This is not just any garden, any more than Menes’ counter is a regular counter. The chef leases the entirety of the Gladys Ave Urban Farm, an organic farm in Long Beach that’s been farmed organically since 1983. Menes works the farm every day, with a helper who comes in once a week, and with the sometimes help of Joshua Lu, Menes’ apprentice and a senior biochemistry major at UCLA, who also works at Le Comptoir.
And it’s that produce that you’ll find on your plate at Le Comptoir, or rather the series of plates that make up the multi-course tasting menu that Menes presents over the course of the evening. It’s a prix-fixe tasting menu, with supplements (of meat and seafood, of truffles) and optional wine and coffee pairings. Menes’ small staff includes Lu, Jason Koh (who works at Eggslut during the day), Randy Moles and Alex Guzman (whose day job is at Bar 9 in Culver City).

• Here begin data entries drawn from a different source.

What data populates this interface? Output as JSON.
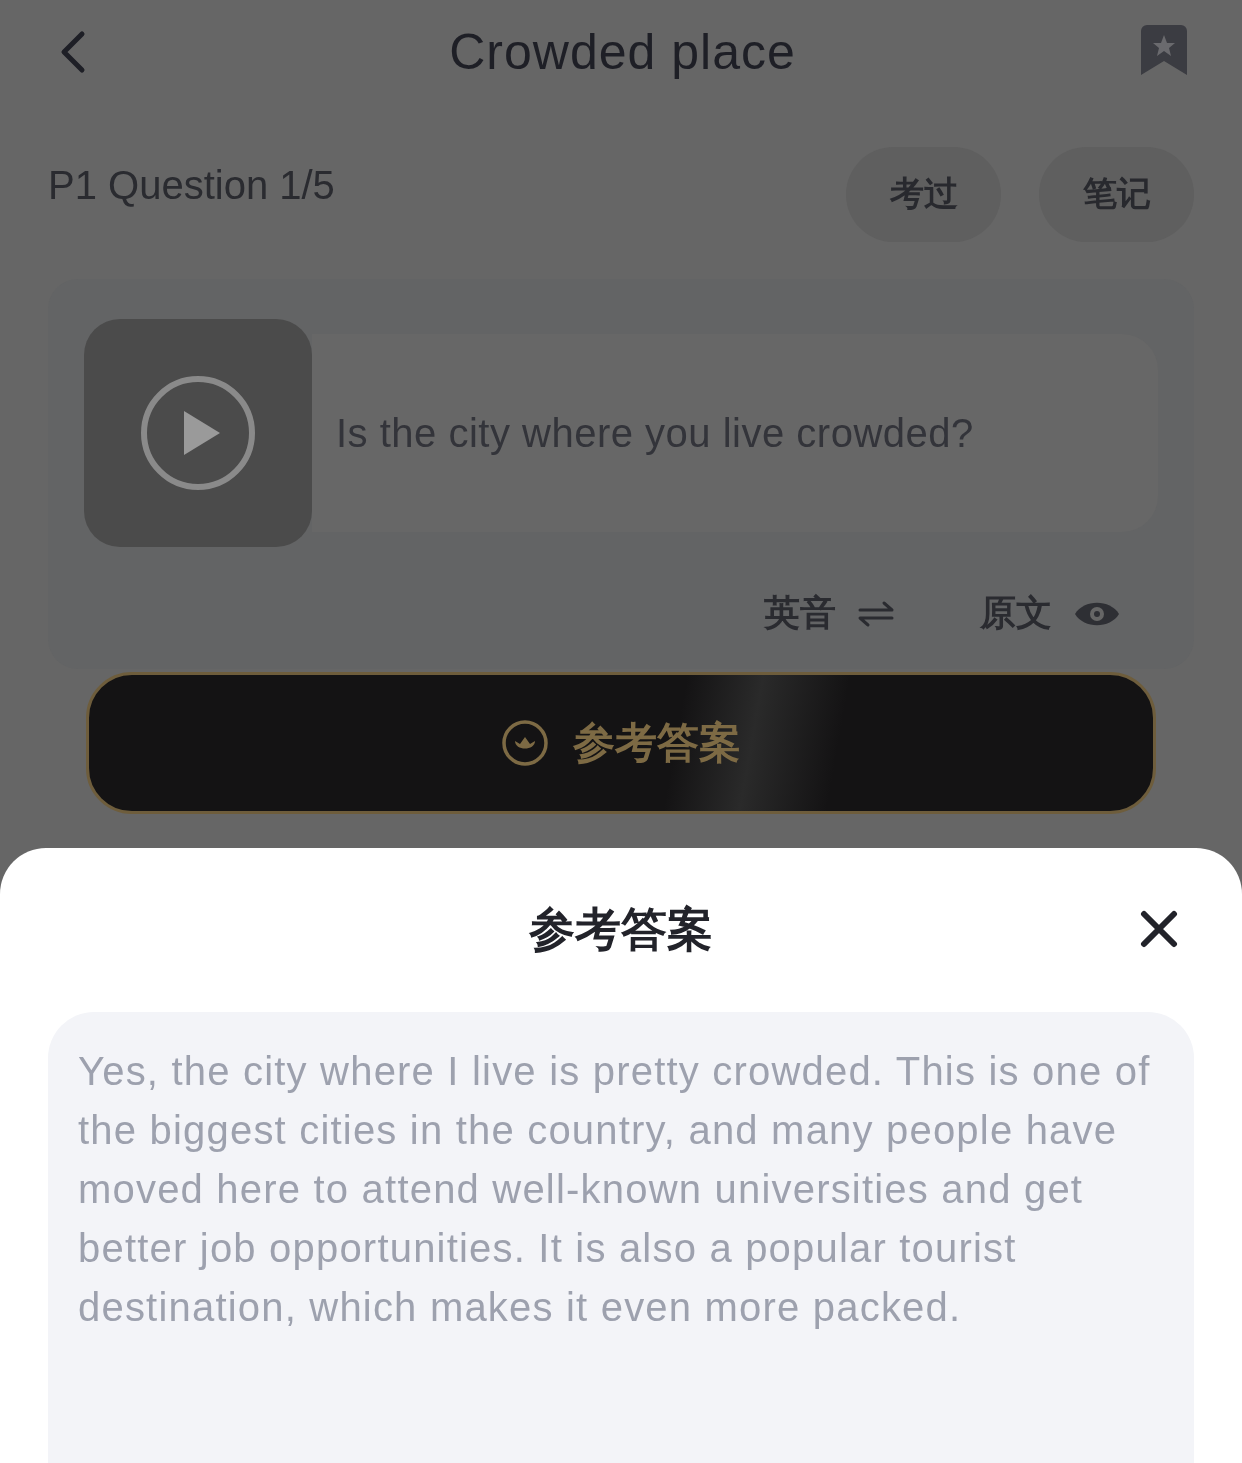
{
  "header": {
    "title": "Crowded place"
  },
  "question_label": "P1 Question 1/5",
  "actions": [
    {
      "label": "考过"
    },
    {
      "label": "笔记"
    }
  ],
  "question": {
    "text": "Is the city where you live crowded?"
  },
  "options": [
    {
      "label": "英音",
      "kind": "swap"
    },
    {
      "label": "原文",
      "kind": "eye"
    }
  ],
  "answer_button": "参考答案",
  "sheet": {
    "title": "参考答案",
    "answer": "Yes, the city where I live is pretty crowded. This is one of the biggest cities in the country, and many people have moved here to attend well-known universities and get better job opportunities. It is also a popular tourist destination, which makes it even more packed."
  }
}
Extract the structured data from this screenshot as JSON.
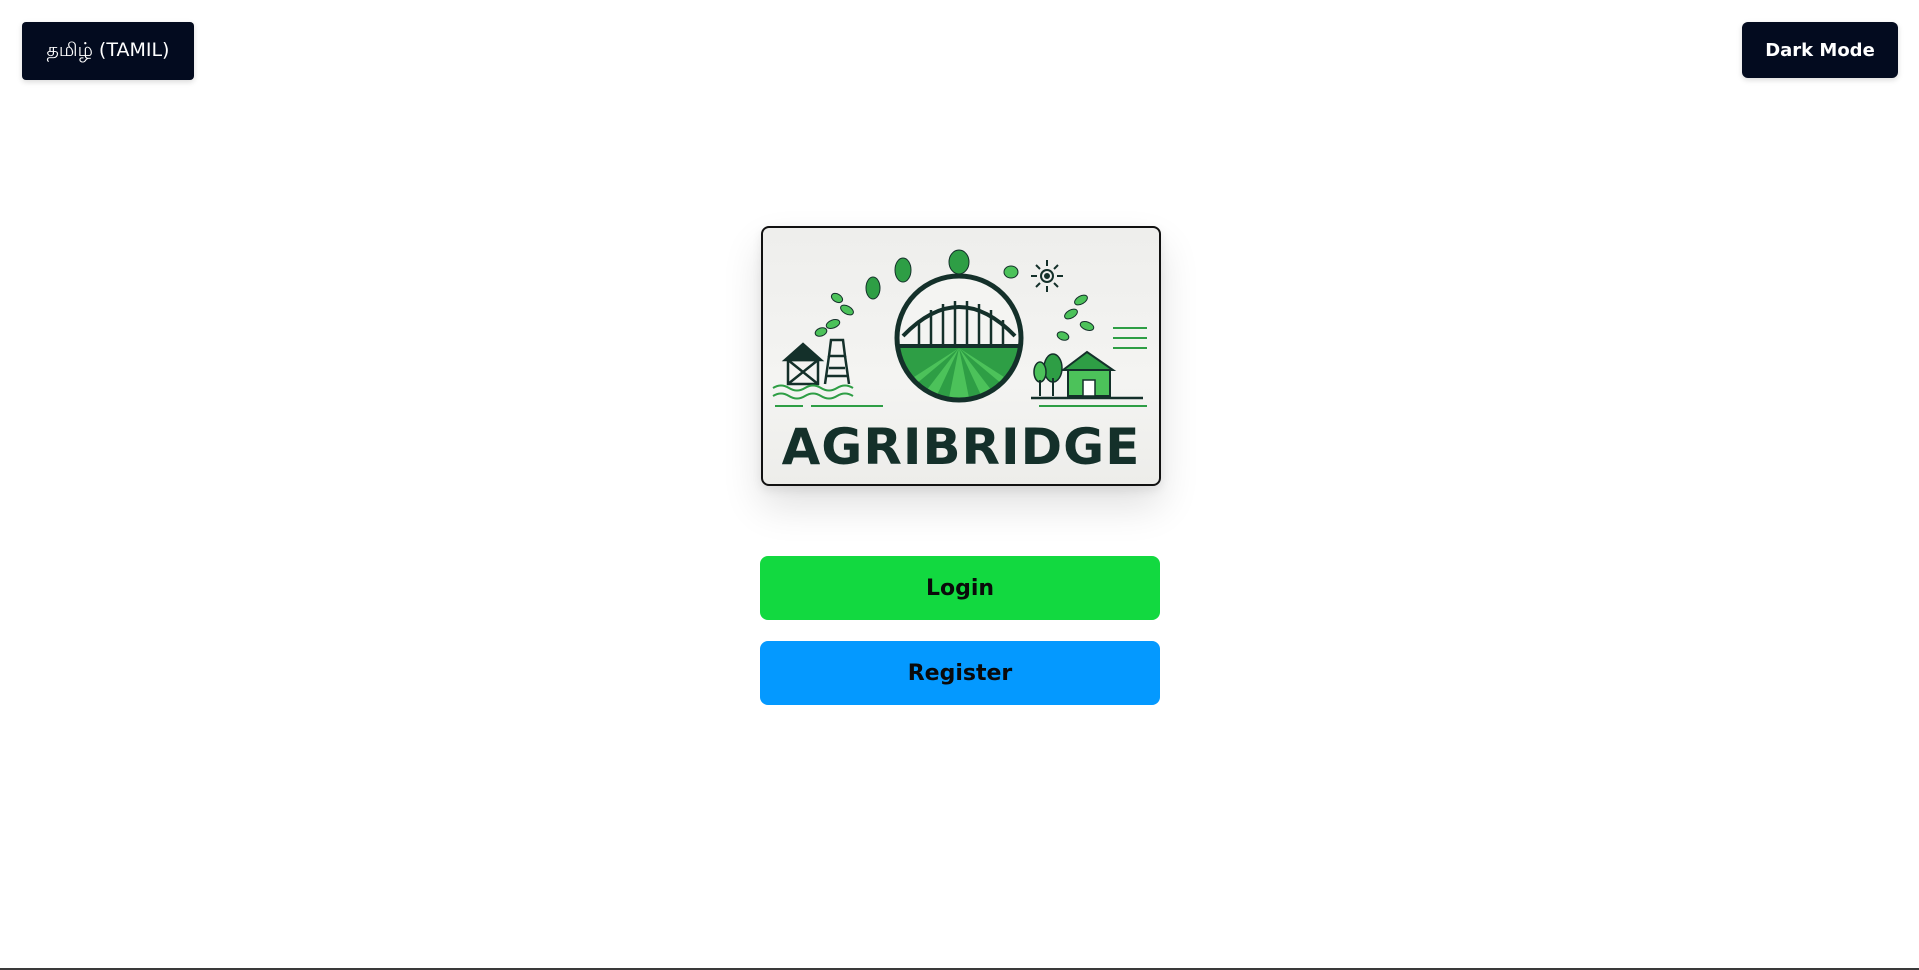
{
  "header": {
    "language_label": "தமிழ் (TAMIL)",
    "theme_label": "Dark Mode"
  },
  "logo": {
    "text": "AGRIBRIDGE",
    "colors": {
      "dark": "#14302a",
      "green": "#2e9e45",
      "light_green": "#4cc25a"
    }
  },
  "actions": {
    "login_label": "Login",
    "register_label": "Register"
  },
  "colors": {
    "login": "#12d940",
    "register": "#0499ff",
    "dark_button": "#030b1f"
  }
}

Together, the men enact a kind of performance art in front of you, cooking not at a stove — there is no stove here — but on the four hot plates behind the bar. Other than the hot plates, there’s a baking rack filled with ingredients, and a convection oven the size of a dorm room mini-refrigerator. All this goes on a corollary counter to the one at which you’re seated, a system of refrigerators below it. That’s it — the whole tiny restaurant illuminated by a few beautifully retro lighbulbs. The seats at the counter are still a patchwork of styles: One of them Menes inherited from the Dragon Lady Bar.
The menu on the second day of service comprised six courses, all vegetable-focused. Among them, a first course of sweet summer corn veloute, made from corn Menes grew on his farm over the summer and Cryovaced, poured into a pretty ceramic bowl and served with Greek yogurt and hon shimeji mushrooms; a stunning “vegetable and fruit” plate, lightly cooked produce from the garden arranged like a Flemish still life painting; an egg cooked in an extremely hot little cast-iron skillet with brown butter, lemon, Parmesan and wilted garden greens and served with Clark Street bread, as Menes was out of his own sourdough bread.
Most courses come with optional supplements, most notably another of Menes’ favorite dishes: house-made tagliolini with black truffles shaved over the top like giant confetti.
Menes pairs his courses with wines, mostly from Central California, and finishes the meal with pour-over coffee — which you order at the beginning of the meal — from Bar 9. It’s a fitting end to your dinner, as Menes adds coffee grounds to the compost of the dried leaves and “spent veggies” he uses on his organic farm. The term “farm to table” is often used in current cuisine, but here it actually describes the restaurant and its project. Well, OK, farm to counter.
Le Comptoir’s menu changes weekly. The six-course menu is $67 per person, with additional fees for optional supplements. The wine pairing is $40; coffee is $7. There’s a corkage fee of $25. The restaurant is open Tuesday through Saturday, with two seatings at 6 and 8:30 p.m. Email email@example.com for reservations.
Le Comptoir, at the Hotel Normandie, 3606 W. 6th St., Koreatown. lecomptoirla.com.
Lotsa pictures of pretty vegetables, although not as pretty as Gary’s, on Instagram @ascattergood.